The answer should consist of each line below that contains the word "label".

══ Given data

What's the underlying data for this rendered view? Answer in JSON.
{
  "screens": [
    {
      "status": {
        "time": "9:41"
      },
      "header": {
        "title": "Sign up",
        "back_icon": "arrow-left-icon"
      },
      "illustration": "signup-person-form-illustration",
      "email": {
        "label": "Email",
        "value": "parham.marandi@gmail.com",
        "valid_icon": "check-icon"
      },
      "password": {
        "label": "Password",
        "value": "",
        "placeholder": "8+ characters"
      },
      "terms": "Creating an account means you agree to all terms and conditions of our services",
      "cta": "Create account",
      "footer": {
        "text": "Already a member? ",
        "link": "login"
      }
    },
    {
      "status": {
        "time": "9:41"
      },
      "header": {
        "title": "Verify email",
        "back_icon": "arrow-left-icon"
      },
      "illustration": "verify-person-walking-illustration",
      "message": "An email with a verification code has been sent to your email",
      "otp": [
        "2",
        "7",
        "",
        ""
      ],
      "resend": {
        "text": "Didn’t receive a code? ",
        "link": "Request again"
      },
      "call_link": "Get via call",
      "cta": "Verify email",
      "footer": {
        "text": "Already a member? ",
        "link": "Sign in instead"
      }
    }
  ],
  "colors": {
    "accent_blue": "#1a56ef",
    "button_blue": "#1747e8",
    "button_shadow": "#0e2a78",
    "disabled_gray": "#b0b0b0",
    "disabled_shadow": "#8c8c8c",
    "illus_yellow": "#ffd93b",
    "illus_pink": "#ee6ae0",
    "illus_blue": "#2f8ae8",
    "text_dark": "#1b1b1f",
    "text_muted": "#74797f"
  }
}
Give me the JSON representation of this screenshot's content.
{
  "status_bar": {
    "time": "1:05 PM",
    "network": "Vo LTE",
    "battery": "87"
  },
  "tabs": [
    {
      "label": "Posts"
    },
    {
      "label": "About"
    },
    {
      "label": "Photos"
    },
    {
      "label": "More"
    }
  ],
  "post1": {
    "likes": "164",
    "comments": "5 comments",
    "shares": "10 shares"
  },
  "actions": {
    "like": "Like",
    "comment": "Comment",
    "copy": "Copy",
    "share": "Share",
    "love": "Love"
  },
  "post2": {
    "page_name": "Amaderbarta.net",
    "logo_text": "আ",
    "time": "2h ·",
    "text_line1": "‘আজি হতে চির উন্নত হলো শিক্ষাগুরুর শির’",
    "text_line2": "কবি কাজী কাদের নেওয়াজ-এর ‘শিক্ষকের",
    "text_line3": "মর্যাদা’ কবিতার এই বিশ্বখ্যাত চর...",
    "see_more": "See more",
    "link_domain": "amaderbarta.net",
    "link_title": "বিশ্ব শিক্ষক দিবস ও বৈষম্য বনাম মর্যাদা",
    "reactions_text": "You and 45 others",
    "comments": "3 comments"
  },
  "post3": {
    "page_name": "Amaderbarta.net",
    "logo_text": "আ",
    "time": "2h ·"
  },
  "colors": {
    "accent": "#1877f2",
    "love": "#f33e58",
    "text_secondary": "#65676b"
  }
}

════

### Response for this exercise
        "label": "Email",
        "label": "Password",
      "label": "Posts"
      "label": "About"
      "label": "Photos"
      "label": "More"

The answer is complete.